At its core, Dragonball Evolution is a quest film: a quest for the fabled title talismans; a quest for one character's true origins; a quest for butt-kicking martial arts fun; a quest for epic entertainment within a live-action anime dynamic; and most importantly, a quest for box office supremacy with what is arguably a very niche, very nerd adaptation. That this film fails to offer even a glimmer of any of these various promises is indicative of what's really wrong here. Dragonball Evolution is a translation done by people who lost the phrase book. It's all focus group sameness and preplanned obsolescence. For those who love the cartoon version, the movie will be an insult. For those lacking the basic clues as to what Dragonball is about, this limp, lifeless offering provides little insight.
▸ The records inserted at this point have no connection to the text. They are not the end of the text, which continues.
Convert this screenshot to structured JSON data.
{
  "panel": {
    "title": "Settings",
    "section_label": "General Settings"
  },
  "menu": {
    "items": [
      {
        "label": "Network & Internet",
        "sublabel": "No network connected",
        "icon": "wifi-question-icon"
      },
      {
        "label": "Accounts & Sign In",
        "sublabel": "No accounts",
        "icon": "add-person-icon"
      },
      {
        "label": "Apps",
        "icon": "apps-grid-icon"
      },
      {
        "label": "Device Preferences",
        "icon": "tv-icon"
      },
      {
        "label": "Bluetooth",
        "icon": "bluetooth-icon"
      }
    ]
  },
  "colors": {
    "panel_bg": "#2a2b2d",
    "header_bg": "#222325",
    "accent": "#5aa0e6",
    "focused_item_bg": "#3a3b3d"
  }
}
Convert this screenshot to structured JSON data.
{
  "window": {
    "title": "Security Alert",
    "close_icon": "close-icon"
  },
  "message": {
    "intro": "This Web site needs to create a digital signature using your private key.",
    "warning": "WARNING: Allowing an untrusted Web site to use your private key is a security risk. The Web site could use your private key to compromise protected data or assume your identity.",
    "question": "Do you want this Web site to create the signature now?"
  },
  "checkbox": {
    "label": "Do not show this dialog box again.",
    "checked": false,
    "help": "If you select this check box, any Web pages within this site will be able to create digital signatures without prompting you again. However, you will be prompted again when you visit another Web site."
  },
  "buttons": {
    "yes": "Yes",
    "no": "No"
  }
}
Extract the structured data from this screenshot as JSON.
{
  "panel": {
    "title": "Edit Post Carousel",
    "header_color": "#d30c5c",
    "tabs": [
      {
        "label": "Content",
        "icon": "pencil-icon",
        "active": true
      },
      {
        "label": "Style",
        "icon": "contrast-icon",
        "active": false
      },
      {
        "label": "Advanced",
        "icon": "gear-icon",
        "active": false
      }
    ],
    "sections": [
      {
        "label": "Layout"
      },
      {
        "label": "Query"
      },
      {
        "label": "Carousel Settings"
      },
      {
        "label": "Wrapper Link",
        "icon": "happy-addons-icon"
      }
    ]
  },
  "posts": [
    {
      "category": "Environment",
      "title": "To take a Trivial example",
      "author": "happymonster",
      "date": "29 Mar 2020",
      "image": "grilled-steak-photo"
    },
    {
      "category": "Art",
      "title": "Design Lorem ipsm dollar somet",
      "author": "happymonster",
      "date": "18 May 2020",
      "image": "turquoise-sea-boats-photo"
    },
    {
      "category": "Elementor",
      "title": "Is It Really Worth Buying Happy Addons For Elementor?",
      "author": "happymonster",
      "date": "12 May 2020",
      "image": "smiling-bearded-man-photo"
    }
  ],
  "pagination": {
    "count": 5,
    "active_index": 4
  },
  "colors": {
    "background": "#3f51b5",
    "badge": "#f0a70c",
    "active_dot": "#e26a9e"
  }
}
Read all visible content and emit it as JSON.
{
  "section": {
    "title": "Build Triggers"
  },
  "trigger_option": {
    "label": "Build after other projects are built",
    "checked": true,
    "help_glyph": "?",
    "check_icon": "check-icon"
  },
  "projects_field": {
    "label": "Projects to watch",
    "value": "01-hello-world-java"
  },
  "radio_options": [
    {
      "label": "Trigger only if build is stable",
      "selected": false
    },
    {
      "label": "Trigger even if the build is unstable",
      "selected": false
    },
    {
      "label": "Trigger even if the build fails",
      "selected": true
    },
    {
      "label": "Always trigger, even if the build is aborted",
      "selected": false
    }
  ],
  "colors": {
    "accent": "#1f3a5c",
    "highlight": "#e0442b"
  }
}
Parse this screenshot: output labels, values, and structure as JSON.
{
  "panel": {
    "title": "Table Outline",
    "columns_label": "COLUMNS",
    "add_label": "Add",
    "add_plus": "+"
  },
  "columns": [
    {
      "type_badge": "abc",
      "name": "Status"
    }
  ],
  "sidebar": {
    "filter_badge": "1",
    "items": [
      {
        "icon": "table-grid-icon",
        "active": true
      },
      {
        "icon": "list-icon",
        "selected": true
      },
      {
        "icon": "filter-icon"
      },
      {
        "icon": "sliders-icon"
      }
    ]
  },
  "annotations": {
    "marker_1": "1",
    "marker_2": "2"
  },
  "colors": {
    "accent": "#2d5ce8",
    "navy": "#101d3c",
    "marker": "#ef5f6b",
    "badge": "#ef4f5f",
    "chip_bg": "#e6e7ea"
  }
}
Part of the problem is the characterization. Anime, by its very stylized nature, requires individuals who are less natural and a little more over the top. Wong, unfortunately, decides to dress things down with a sense of real world authenticity that does the personnel a grand disservice. Then there are the actors. Everyone from Chatwin to Park is playing their scenes as if Dragonball were one Zucker brother away from a spoof. Things only get serious when the fighting begins. Wong does do a mediocre job capturing the fisticuffs, but some of the last minute pyrotechnics are laugh-out-lousy. The rest of the time there's just too much winking at the audience.
Still, if Wong had shown the least little amount of energy, had he amplified the action with the kind of grace and skill that someone like John Woo or Corey Yuen can bring to a project, we wouldn't care about the flaws. Instead, our director seems heavily invested in the Zack Synder school of sudden slo-mo significance, bringing the camera speed down to give a particular punch or kick some comic panel panache. Purists will have more than enough reasons to revile this effort. Novices who shouldn't know any better definitely will too.
Aka Dragonball: Evolution.
Sand Castle: Evolution.